[Start of Attachment]
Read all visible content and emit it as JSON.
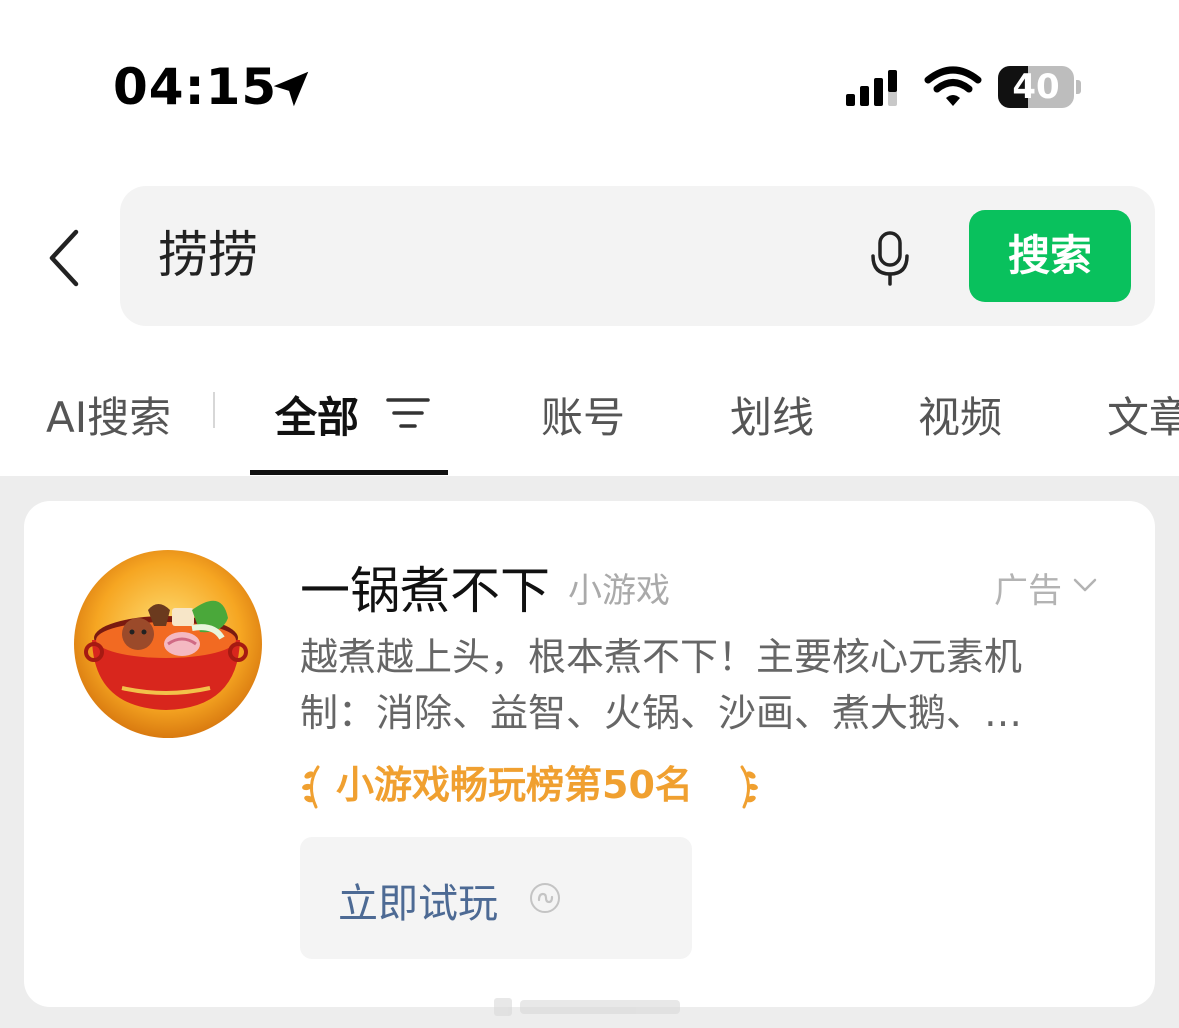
{
  "status_bar": {
    "time": "04:15",
    "battery_level": "40",
    "battery_fraction": 0.4
  },
  "search": {
    "query": "捞捞",
    "button_label": "搜索"
  },
  "tabs": [
    {
      "label": "AI搜索"
    },
    {
      "label": "全部"
    },
    {
      "label": "账号"
    },
    {
      "label": "划线"
    },
    {
      "label": "视频"
    },
    {
      "label": "文章"
    }
  ],
  "active_tab_index": 1,
  "result": {
    "title": "一锅煮不下",
    "category": "小游戏",
    "ad_label": "广告",
    "description_line1": "越煮越上头，根本煮不下！主要核心元素机",
    "description_line2": "制：消除、益智、火锅、沙画、煮大鹅、…",
    "rank_text": "小游戏畅玩榜第50名",
    "play_button_label": "立即试玩"
  },
  "colors": {
    "accent_green": "#09c15d",
    "rank_orange": "#f0a030",
    "play_text_blue": "#4d6a94",
    "page_gray": "#ededed"
  },
  "icons": [
    "location-arrow-icon",
    "signal-icon",
    "wifi-icon",
    "battery-icon",
    "back-chevron-icon",
    "microphone-icon",
    "filter-icon",
    "game-logo-icon",
    "chevron-down-icon",
    "laurel-icon",
    "mini-program-icon"
  ]
}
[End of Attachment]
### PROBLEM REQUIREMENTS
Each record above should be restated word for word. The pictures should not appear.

### ANSWER SECTION
Read all visible content and emit it as JSON.
{
  "status_bar": {
    "time": "04:15",
    "battery_level": "40",
    "battery_fraction": 0.4
  },
  "search": {
    "query": "捞捞",
    "button_label": "搜索"
  },
  "tabs": [
    {
      "label": "AI搜索"
    },
    {
      "label": "全部"
    },
    {
      "label": "账号"
    },
    {
      "label": "划线"
    },
    {
      "label": "视频"
    },
    {
      "label": "文章"
    }
  ],
  "active_tab_index": 1,
  "result": {
    "title": "一锅煮不下",
    "category": "小游戏",
    "ad_label": "广告",
    "description_line1": "越煮越上头，根本煮不下！主要核心元素机",
    "description_line2": "制：消除、益智、火锅、沙画、煮大鹅、…",
    "rank_text": "小游戏畅玩榜第50名",
    "play_button_label": "立即试玩"
  },
  "colors": {
    "accent_green": "#09c15d",
    "rank_orange": "#f0a030",
    "play_text_blue": "#4d6a94",
    "page_gray": "#ededed"
  },
  "icons": [
    "location-arrow-icon",
    "signal-icon",
    "wifi-icon",
    "battery-icon",
    "back-chevron-icon",
    "microphone-icon",
    "filter-icon",
    "game-logo-icon",
    "chevron-down-icon",
    "laurel-icon",
    "mini-program-icon"
  ]
}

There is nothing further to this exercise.